I like the idea of rector as the principal of a school. It just came to my mind that the head of a university can be called "Rector".
I think the term clarifies how the RC has deviated of the Catholic tradition about the primate.
The title of rector, clearly, shows the primate as head of the Church, seeing the Church as a school.
At the same time, the primate was the bishop of Rome and is now the bishop of Constantinople. What does this tell about how this school is organized?
A common rector, generally speaking, administrates over *all* the university. The directors of each faculty and other academic authorities are a committee or council over which the rector presides with authority, but not absolute authority. The head of the Law Faculty has full autonomy in his college and the interference of the rector is limited.

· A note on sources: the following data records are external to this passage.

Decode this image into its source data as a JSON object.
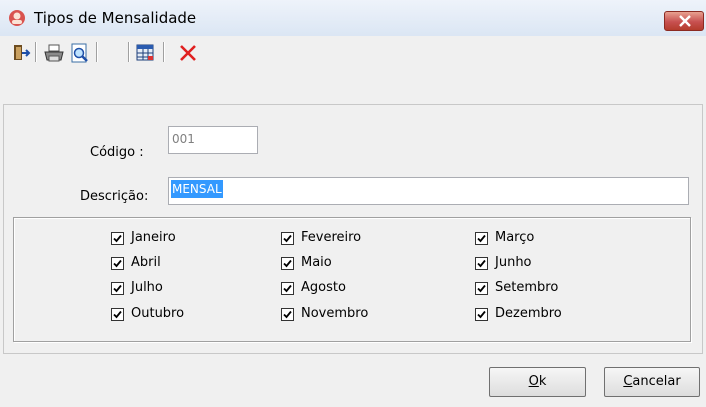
{
  "window": {
    "title": "Tipos de Mensalidade"
  },
  "toolbar": {
    "icons": [
      "exit-icon",
      "printer-icon",
      "print-preview-icon",
      "grid-view-icon",
      "delete-icon"
    ],
    "delete_color": "#e02020"
  },
  "form": {
    "codigo_label": "Código :",
    "codigo_value": "001",
    "descricao_label": "Descrição:",
    "descricao_value": "MENSAL"
  },
  "months": [
    {
      "label": "Janeiro",
      "checked": true
    },
    {
      "label": "Fevereiro",
      "checked": true
    },
    {
      "label": "Março",
      "checked": true
    },
    {
      "label": "Abril",
      "checked": true
    },
    {
      "label": "Maio",
      "checked": true
    },
    {
      "label": "Junho",
      "checked": true
    },
    {
      "label": "Julho",
      "checked": true
    },
    {
      "label": "Agosto",
      "checked": true
    },
    {
      "label": "Setembro",
      "checked": true
    },
    {
      "label": "Outubro",
      "checked": true
    },
    {
      "label": "Novembro",
      "checked": true
    },
    {
      "label": "Dezembro",
      "checked": true
    }
  ],
  "buttons": {
    "ok_key": "O",
    "ok_rest": "k",
    "cancel_key": "C",
    "cancel_rest": "ancelar"
  },
  "colors": {
    "selection": "#3399ff",
    "close_button": "#c75050"
  }
}
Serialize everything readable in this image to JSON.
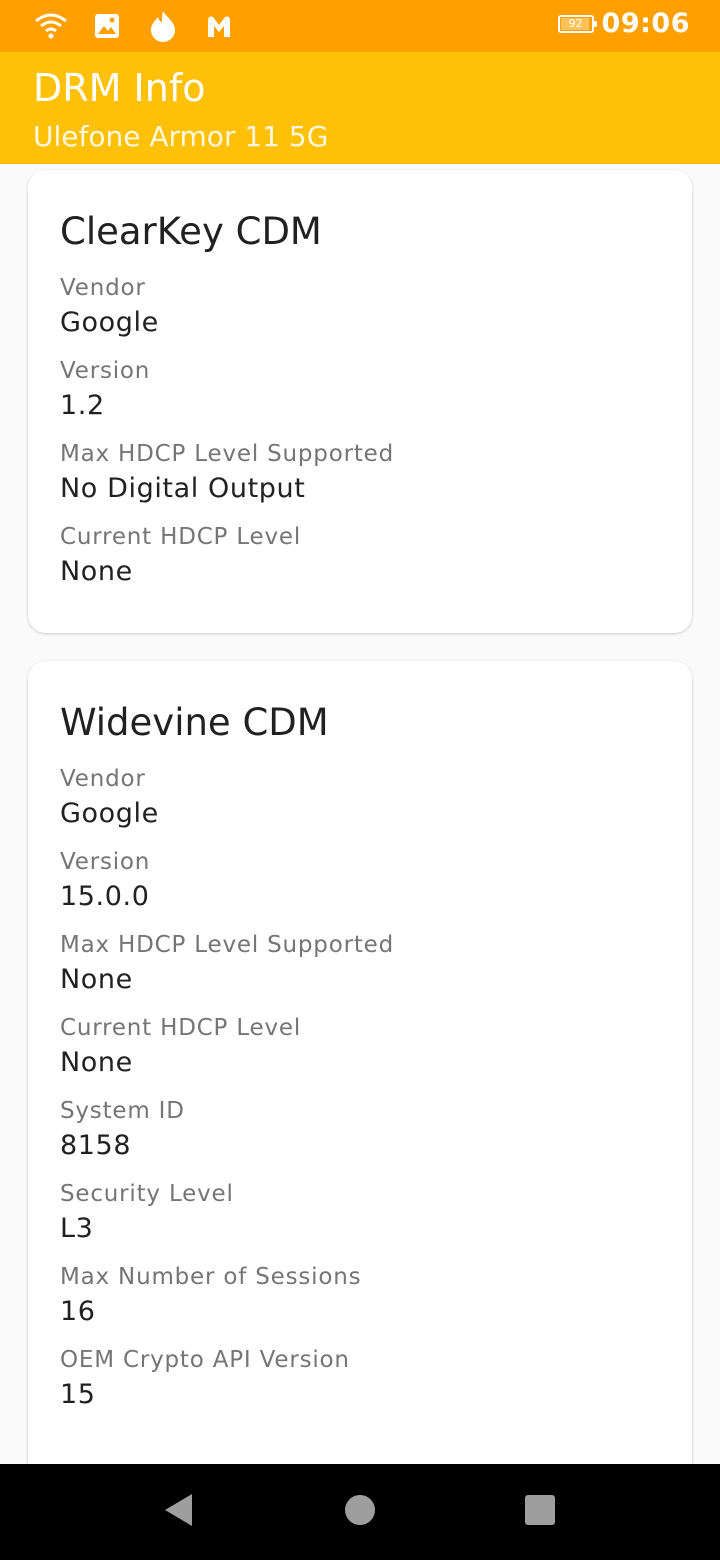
{
  "status_bar": {
    "icons": [
      "wifi-icon",
      "image-icon",
      "flame-icon",
      "malwarebytes-icon"
    ],
    "battery_level": "92",
    "time": "09:06"
  },
  "app_bar": {
    "title": "DRM Info",
    "subtitle": "Ulefone Armor 11 5G"
  },
  "cards": [
    {
      "title": "ClearKey CDM",
      "fields": [
        {
          "label": "Vendor",
          "value": "Google"
        },
        {
          "label": "Version",
          "value": "1.2"
        },
        {
          "label": "Max HDCP Level Supported",
          "value": "No Digital Output"
        },
        {
          "label": "Current HDCP Level",
          "value": "None"
        }
      ]
    },
    {
      "title": "Widevine CDM",
      "fields": [
        {
          "label": "Vendor",
          "value": "Google"
        },
        {
          "label": "Version",
          "value": "15.0.0"
        },
        {
          "label": "Max HDCP Level Supported",
          "value": "None"
        },
        {
          "label": "Current HDCP Level",
          "value": "None"
        },
        {
          "label": "System ID",
          "value": "8158"
        },
        {
          "label": "Security Level",
          "value": "L3"
        },
        {
          "label": "Max Number of Sessions",
          "value": "16"
        },
        {
          "label": "OEM Crypto API Version",
          "value": "15"
        }
      ]
    }
  ],
  "nav_bar": {
    "buttons": [
      "back-icon",
      "home-icon",
      "recents-icon"
    ]
  },
  "colors": {
    "status_bar": "#ffa000",
    "app_bar": "#ffc107",
    "nav_bar": "#000000"
  }
}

Now, one important factor is that usually, the rector is *not* the head of any faculty. He may have been, but, in the universities I have known, he has to leave the position as head of a faculty to become the rector of the university.
An administrative structure wherein one of the heads of the faculty is chosen as rector is definetely a *consiliary* administrative organization, where the counsil is highest authority and one of the counsil members holds presiding power over *the counsil*, not over the faculties themselves. The only faculty he is responsible for is his own.

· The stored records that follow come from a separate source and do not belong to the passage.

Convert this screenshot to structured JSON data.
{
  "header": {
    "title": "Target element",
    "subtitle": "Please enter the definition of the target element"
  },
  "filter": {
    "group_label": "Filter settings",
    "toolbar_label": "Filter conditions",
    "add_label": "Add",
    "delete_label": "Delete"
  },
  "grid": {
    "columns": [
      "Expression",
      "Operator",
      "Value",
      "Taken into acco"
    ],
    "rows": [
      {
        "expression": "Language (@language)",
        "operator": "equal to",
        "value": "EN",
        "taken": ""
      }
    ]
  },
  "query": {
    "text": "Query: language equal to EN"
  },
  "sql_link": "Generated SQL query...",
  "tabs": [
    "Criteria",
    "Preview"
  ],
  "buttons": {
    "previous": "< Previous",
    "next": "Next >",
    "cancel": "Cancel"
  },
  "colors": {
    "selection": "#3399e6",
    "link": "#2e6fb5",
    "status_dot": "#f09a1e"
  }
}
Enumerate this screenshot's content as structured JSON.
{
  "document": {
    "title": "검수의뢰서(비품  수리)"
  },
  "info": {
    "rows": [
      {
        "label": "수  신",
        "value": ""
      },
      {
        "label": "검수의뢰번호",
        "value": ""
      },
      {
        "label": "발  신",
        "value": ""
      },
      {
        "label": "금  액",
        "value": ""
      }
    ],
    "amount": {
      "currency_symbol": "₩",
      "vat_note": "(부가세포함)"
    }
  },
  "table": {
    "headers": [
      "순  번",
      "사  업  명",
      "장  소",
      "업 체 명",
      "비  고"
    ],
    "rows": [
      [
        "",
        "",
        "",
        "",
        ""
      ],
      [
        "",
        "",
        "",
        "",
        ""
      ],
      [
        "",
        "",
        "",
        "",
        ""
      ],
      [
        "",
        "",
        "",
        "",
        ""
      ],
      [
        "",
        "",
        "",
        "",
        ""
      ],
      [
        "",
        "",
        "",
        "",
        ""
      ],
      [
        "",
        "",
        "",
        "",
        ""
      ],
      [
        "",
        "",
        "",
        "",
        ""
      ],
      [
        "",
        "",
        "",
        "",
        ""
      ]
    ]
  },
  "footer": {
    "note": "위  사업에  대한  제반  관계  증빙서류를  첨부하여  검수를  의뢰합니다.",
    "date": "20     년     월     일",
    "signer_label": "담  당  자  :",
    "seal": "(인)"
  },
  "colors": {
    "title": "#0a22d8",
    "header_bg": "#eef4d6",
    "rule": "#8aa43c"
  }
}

This seems to be the case of the Church "first among equals". Each diocese is a university with its own director. The council of the Church is like the International Association of Universities. The primate is the president of this association, but not an universal principal for every university, college and faculty in the world. This seems to fit exactly what Justinian (and Phocas I guess) meant when they said that the Roman bishops were head of the *bishops* and of the *churches* and not head of the Church.
The "according to the whole" tradition also means that. The Church, with capital letter, has as its sole visible and invisible rector, the Incarnated and Resurrected Son of God, Our Lord Jesus Christ. Each church "iconizes" and actualizes that by being a local school with its own rector, the bishop, and faculty principals, the priests, and teachers, deacons (one cannot avoid to notice that liturgically, deacons were supposed to do most of the "talking", with comparatively fewer interventions of the priest. Priests only sing most of the liturgy because of the lack of deacons).
If the bishops are the "rectors" of the "universities", the Archbishops and Metropolitans are like the presidents of the regional "associations" of universities, although, they are rectors themselves. Likewise, the primate, the first among equals, is a rector to whom was given the honour of being the "president" of the "international association of universities". In practice, he manages his own university only. But is also the president of an international association of leaders. These regional and international associations, however, are not universities. The university only exists locally, with its head-rector. They are communication, exchange tools through which the various universities, each one "according to the whole", can improve their work, defend against common enemies and have some unity of action in the world.